Website and app data records:
—————

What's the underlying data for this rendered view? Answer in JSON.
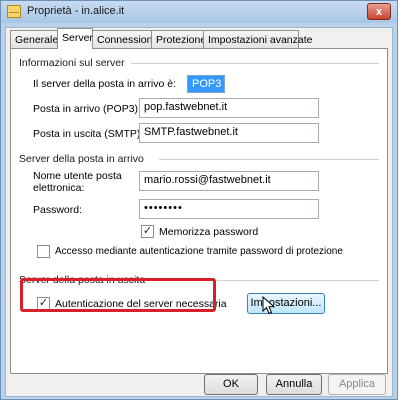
{
  "window": {
    "title": "Proprietà - in.alice.it",
    "close_glyph": "x"
  },
  "tabs": [
    {
      "label": "Generale",
      "active": false
    },
    {
      "label": "Server",
      "active": true
    },
    {
      "label": "Connessione",
      "active": false
    },
    {
      "label": "Protezione",
      "active": false
    },
    {
      "label": "Impostazioni avanzate",
      "active": false
    }
  ],
  "server_info": {
    "section_title": "Informazioni sul server",
    "incoming_type_label": "Il server della posta in arrivo è:",
    "incoming_type_value": "POP3",
    "incoming_label": "Posta in arrivo (POP3):",
    "incoming_value": "pop.fastwebnet.it",
    "outgoing_label": "Posta in uscita (SMTP):",
    "outgoing_value": "SMTP.fastwebnet.it"
  },
  "incoming_server": {
    "section_title": "Server della posta in arrivo",
    "username_label_line1": "Nome utente posta",
    "username_label_line2": "elettronica:",
    "username_value": "mario.rossi@fastwebnet.it",
    "password_label": "Password:",
    "password_value": "••••••••",
    "remember_password_label": "Memorizza password",
    "remember_password_checked": true,
    "spa_label": "Accesso mediante autenticazione tramite password di protezione",
    "spa_checked": false
  },
  "outgoing_server": {
    "section_title": "Server della posta in uscita",
    "auth_label": "Autenticazione del server necessaria",
    "auth_checked": true,
    "settings_button": "Impostazioni..."
  },
  "buttons": {
    "ok": "OK",
    "cancel": "Annulla",
    "apply": "Applica"
  },
  "check_glyph": "✓",
  "colors": {
    "highlight": "#d6202a",
    "selection": "#3399ff"
  }
}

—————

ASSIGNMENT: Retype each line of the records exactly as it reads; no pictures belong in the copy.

ANSWER SECTION:
What's the underlying data for this rendered view? Answer in JSON.
{
  "window": {
    "title": "Proprietà - in.alice.it",
    "close_glyph": "x"
  },
  "tabs": [
    {
      "label": "Generale",
      "active": false
    },
    {
      "label": "Server",
      "active": true
    },
    {
      "label": "Connessione",
      "active": false
    },
    {
      "label": "Protezione",
      "active": false
    },
    {
      "label": "Impostazioni avanzate",
      "active": false
    }
  ],
  "server_info": {
    "section_title": "Informazioni sul server",
    "incoming_type_label": "Il server della posta in arrivo è:",
    "incoming_type_value": "POP3",
    "incoming_label": "Posta in arrivo (POP3):",
    "incoming_value": "pop.fastwebnet.it",
    "outgoing_label": "Posta in uscita (SMTP):",
    "outgoing_value": "SMTP.fastwebnet.it"
  },
  "incoming_server": {
    "section_title": "Server della posta in arrivo",
    "username_label_line1": "Nome utente posta",
    "username_label_line2": "elettronica:",
    "username_value": "mario.rossi@fastwebnet.it",
    "password_label": "Password:",
    "password_value": "••••••••",
    "remember_password_label": "Memorizza password",
    "remember_password_checked": true,
    "spa_label": "Accesso mediante autenticazione tramite password di protezione",
    "spa_checked": false
  },
  "outgoing_server": {
    "section_title": "Server della posta in uscita",
    "auth_label": "Autenticazione del server necessaria",
    "auth_checked": true,
    "settings_button": "Impostazioni..."
  },
  "buttons": {
    "ok": "OK",
    "cancel": "Annulla",
    "apply": "Applica"
  },
  "check_glyph": "✓",
  "colors": {
    "highlight": "#d6202a",
    "selection": "#3399ff"
  }
}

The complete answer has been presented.